**EXERCISE AIM**:
Reproduce the entries below in full, word for word.

** Opening RECORD SET block **

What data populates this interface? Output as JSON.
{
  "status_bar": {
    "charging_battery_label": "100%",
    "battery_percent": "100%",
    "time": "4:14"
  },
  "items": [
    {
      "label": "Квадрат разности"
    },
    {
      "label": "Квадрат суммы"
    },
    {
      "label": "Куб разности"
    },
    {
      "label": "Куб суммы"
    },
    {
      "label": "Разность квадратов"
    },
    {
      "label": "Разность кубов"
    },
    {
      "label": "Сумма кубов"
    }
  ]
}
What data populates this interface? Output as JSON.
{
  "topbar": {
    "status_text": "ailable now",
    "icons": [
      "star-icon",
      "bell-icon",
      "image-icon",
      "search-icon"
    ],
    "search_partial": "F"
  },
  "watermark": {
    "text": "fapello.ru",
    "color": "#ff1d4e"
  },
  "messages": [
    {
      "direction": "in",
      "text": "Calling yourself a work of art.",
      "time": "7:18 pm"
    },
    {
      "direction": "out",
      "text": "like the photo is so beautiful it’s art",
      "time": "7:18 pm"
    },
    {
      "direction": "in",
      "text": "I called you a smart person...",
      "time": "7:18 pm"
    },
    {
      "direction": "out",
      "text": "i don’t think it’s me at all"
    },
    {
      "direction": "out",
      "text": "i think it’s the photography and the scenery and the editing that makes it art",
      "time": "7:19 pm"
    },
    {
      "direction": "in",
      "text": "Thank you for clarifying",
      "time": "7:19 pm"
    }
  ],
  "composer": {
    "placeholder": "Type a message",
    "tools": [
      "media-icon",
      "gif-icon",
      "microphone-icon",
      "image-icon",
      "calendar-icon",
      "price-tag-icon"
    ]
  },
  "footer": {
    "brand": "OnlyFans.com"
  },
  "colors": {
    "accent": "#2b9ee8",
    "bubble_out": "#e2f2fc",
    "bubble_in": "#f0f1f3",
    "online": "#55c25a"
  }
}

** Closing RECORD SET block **

**YOUR SOLUTION**:
What data populates this interface? Output as JSON.
{
  "status_bar": {
    "charging_battery_label": "100%",
    "battery_percent": "100%",
    "time": "4:14"
  },
  "items": [
    {
      "label": "Квадрат разности"
    },
    {
      "label": "Квадрат суммы"
    },
    {
      "label": "Куб разности"
    },
    {
      "label": "Куб суммы"
    },
    {
      "label": "Разность квадратов"
    },
    {
      "label": "Разность кубов"
    },
    {
      "label": "Сумма кубов"
    }
  ]
}
What data populates this interface? Output as JSON.
{
  "topbar": {
    "status_text": "ailable now",
    "icons": [
      "star-icon",
      "bell-icon",
      "image-icon",
      "search-icon"
    ],
    "search_partial": "F"
  },
  "watermark": {
    "text": "fapello.ru",
    "color": "#ff1d4e"
  },
  "messages": [
    {
      "direction": "in",
      "text": "Calling yourself a work of art.",
      "time": "7:18 pm"
    },
    {
      "direction": "out",
      "text": "like the photo is so beautiful it’s art",
      "time": "7:18 pm"
    },
    {
      "direction": "in",
      "text": "I called you a smart person...",
      "time": "7:18 pm"
    },
    {
      "direction": "out",
      "text": "i don’t think it’s me at all"
    },
    {
      "direction": "out",
      "text": "i think it’s the photography and the scenery and the editing that makes it art",
      "time": "7:19 pm"
    },
    {
      "direction": "in",
      "text": "Thank you for clarifying",
      "time": "7:19 pm"
    }
  ],
  "composer": {
    "placeholder": "Type a message",
    "tools": [
      "media-icon",
      "gif-icon",
      "microphone-icon",
      "image-icon",
      "calendar-icon",
      "price-tag-icon"
    ]
  },
  "footer": {
    "brand": "OnlyFans.com"
  },
  "colors": {
    "accent": "#2b9ee8",
    "bubble_out": "#e2f2fc",
    "bubble_in": "#f0f1f3",
    "online": "#55c25a"
  }
}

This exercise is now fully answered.